### Data for this task
+ + + + +

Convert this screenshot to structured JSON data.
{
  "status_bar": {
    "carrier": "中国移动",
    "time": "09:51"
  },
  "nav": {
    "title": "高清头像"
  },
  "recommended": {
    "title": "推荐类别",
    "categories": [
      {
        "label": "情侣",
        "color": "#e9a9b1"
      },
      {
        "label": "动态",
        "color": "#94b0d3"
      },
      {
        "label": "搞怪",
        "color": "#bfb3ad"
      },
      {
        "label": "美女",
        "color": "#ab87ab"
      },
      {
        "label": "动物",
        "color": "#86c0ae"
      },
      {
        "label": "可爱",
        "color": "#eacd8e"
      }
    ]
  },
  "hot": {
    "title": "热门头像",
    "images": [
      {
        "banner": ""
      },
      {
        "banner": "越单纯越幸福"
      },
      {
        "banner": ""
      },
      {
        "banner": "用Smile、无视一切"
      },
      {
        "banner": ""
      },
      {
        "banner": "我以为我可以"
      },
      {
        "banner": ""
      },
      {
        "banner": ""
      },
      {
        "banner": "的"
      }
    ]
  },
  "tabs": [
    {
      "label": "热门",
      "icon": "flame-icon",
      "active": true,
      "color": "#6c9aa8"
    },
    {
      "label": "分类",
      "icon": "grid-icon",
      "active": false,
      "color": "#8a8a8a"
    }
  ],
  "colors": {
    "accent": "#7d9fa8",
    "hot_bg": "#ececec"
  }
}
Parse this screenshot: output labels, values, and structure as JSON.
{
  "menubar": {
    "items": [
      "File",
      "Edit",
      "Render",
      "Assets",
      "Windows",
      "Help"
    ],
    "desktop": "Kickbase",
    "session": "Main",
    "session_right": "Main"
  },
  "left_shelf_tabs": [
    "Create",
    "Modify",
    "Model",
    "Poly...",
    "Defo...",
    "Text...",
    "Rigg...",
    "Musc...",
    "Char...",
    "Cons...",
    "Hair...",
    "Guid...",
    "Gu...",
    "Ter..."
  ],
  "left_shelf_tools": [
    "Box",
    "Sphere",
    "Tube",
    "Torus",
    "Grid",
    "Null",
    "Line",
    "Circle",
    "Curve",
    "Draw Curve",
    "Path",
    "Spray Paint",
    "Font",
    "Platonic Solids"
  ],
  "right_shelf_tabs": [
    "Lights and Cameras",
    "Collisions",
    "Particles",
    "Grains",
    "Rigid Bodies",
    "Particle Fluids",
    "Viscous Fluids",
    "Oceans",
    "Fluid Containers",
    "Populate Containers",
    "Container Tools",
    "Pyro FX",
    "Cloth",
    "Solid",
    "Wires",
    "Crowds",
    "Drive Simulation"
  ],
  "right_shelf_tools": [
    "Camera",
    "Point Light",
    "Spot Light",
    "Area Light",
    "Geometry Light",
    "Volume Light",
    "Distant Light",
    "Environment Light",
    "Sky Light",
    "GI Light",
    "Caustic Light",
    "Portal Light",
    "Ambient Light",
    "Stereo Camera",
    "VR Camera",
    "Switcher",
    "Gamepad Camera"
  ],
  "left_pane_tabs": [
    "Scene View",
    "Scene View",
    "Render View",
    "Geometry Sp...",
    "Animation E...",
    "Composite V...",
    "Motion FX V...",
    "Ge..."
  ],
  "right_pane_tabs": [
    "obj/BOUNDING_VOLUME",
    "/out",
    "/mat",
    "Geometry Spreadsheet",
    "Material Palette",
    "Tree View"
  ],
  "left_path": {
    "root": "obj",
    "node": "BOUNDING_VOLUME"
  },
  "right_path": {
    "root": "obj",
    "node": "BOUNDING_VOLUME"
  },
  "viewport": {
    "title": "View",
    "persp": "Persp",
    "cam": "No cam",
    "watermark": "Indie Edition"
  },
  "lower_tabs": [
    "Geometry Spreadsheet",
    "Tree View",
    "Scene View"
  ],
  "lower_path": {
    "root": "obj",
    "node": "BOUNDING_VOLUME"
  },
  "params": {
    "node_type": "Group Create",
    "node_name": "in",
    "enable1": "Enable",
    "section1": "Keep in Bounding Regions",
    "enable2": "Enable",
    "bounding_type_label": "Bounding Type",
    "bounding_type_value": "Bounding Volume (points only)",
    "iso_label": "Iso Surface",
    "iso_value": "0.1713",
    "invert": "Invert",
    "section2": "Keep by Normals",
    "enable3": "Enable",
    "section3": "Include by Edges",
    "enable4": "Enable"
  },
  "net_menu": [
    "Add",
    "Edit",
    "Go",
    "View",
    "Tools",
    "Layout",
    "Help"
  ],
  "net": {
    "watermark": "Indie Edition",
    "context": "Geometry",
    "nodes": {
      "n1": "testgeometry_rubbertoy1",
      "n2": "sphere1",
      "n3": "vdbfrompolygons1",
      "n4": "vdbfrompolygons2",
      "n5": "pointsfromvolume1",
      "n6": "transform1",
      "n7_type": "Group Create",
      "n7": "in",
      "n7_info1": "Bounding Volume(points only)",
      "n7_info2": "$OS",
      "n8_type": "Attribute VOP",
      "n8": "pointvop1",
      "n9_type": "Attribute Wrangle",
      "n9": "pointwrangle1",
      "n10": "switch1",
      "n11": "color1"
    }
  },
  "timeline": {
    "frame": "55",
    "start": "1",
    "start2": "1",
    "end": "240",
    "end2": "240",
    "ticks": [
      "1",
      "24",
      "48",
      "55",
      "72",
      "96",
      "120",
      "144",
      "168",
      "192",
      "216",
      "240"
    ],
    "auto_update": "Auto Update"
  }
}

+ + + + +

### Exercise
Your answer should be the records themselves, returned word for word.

### Answer to the problem
Convert this screenshot to structured JSON data.
{
  "status_bar": {
    "carrier": "中国移动",
    "time": "09:51"
  },
  "nav": {
    "title": "高清头像"
  },
  "recommended": {
    "title": "推荐类别",
    "categories": [
      {
        "label": "情侣",
        "color": "#e9a9b1"
      },
      {
        "label": "动态",
        "color": "#94b0d3"
      },
      {
        "label": "搞怪",
        "color": "#bfb3ad"
      },
      {
        "label": "美女",
        "color": "#ab87ab"
      },
      {
        "label": "动物",
        "color": "#86c0ae"
      },
      {
        "label": "可爱",
        "color": "#eacd8e"
      }
    ]
  },
  "hot": {
    "title": "热门头像",
    "images": [
      {
        "banner": ""
      },
      {
        "banner": "越单纯越幸福"
      },
      {
        "banner": ""
      },
      {
        "banner": "用Smile、无视一切"
      },
      {
        "banner": ""
      },
      {
        "banner": "我以为我可以"
      },
      {
        "banner": ""
      },
      {
        "banner": ""
      },
      {
        "banner": "的"
      }
    ]
  },
  "tabs": [
    {
      "label": "热门",
      "icon": "flame-icon",
      "active": true,
      "color": "#6c9aa8"
    },
    {
      "label": "分类",
      "icon": "grid-icon",
      "active": false,
      "color": "#8a8a8a"
    }
  ],
  "colors": {
    "accent": "#7d9fa8",
    "hot_bg": "#ececec"
  }
}
Parse this screenshot: output labels, values, and structure as JSON.
{
  "menubar": {
    "items": [
      "File",
      "Edit",
      "Render",
      "Assets",
      "Windows",
      "Help"
    ],
    "desktop": "Kickbase",
    "session": "Main",
    "session_right": "Main"
  },
  "left_shelf_tabs": [
    "Create",
    "Modify",
    "Model",
    "Poly...",
    "Defo...",
    "Text...",
    "Rigg...",
    "Musc...",
    "Char...",
    "Cons...",
    "Hair...",
    "Guid...",
    "Gu...",
    "Ter..."
  ],
  "left_shelf_tools": [
    "Box",
    "Sphere",
    "Tube",
    "Torus",
    "Grid",
    "Null",
    "Line",
    "Circle",
    "Curve",
    "Draw Curve",
    "Path",
    "Spray Paint",
    "Font",
    "Platonic Solids"
  ],
  "right_shelf_tabs": [
    "Lights and Cameras",
    "Collisions",
    "Particles",
    "Grains",
    "Rigid Bodies",
    "Particle Fluids",
    "Viscous Fluids",
    "Oceans",
    "Fluid Containers",
    "Populate Containers",
    "Container Tools",
    "Pyro FX",
    "Cloth",
    "Solid",
    "Wires",
    "Crowds",
    "Drive Simulation"
  ],
  "right_shelf_tools": [
    "Camera",
    "Point Light",
    "Spot Light",
    "Area Light",
    "Geometry Light",
    "Volume Light",
    "Distant Light",
    "Environment Light",
    "Sky Light",
    "GI Light",
    "Caustic Light",
    "Portal Light",
    "Ambient Light",
    "Stereo Camera",
    "VR Camera",
    "Switcher",
    "Gamepad Camera"
  ],
  "left_pane_tabs": [
    "Scene View",
    "Scene View",
    "Render View",
    "Geometry Sp...",
    "Animation E...",
    "Composite V...",
    "Motion FX V...",
    "Ge..."
  ],
  "right_pane_tabs": [
    "obj/BOUNDING_VOLUME",
    "/out",
    "/mat",
    "Geometry Spreadsheet",
    "Material Palette",
    "Tree View"
  ],
  "left_path": {
    "root": "obj",
    "node": "BOUNDING_VOLUME"
  },
  "right_path": {
    "root": "obj",
    "node": "BOUNDING_VOLUME"
  },
  "viewport": {
    "title": "View",
    "persp": "Persp",
    "cam": "No cam",
    "watermark": "Indie Edition"
  },
  "lower_tabs": [
    "Geometry Spreadsheet",
    "Tree View",
    "Scene View"
  ],
  "lower_path": {
    "root": "obj",
    "node": "BOUNDING_VOLUME"
  },
  "params": {
    "node_type": "Group Create",
    "node_name": "in",
    "enable1": "Enable",
    "section1": "Keep in Bounding Regions",
    "enable2": "Enable",
    "bounding_type_label": "Bounding Type",
    "bounding_type_value": "Bounding Volume (points only)",
    "iso_label": "Iso Surface",
    "iso_value": "0.1713",
    "invert": "Invert",
    "section2": "Keep by Normals",
    "enable3": "Enable",
    "section3": "Include by Edges",
    "enable4": "Enable"
  },
  "net_menu": [
    "Add",
    "Edit",
    "Go",
    "View",
    "Tools",
    "Layout",
    "Help"
  ],
  "net": {
    "watermark": "Indie Edition",
    "context": "Geometry",
    "nodes": {
      "n1": "testgeometry_rubbertoy1",
      "n2": "sphere1",
      "n3": "vdbfrompolygons1",
      "n4": "vdbfrompolygons2",
      "n5": "pointsfromvolume1",
      "n6": "transform1",
      "n7_type": "Group Create",
      "n7": "in",
      "n7_info1": "Bounding Volume(points only)",
      "n7_info2": "$OS",
      "n8_type": "Attribute VOP",
      "n8": "pointvop1",
      "n9_type": "Attribute Wrangle",
      "n9": "pointwrangle1",
      "n10": "switch1",
      "n11": "color1"
    }
  },
  "timeline": {
    "frame": "55",
    "start": "1",
    "start2": "1",
    "end": "240",
    "end2": "240",
    "ticks": [
      "1",
      "24",
      "48",
      "55",
      "72",
      "96",
      "120",
      "144",
      "168",
      "192",
      "216",
      "240"
    ],
    "auto_update": "Auto Update"
  }
}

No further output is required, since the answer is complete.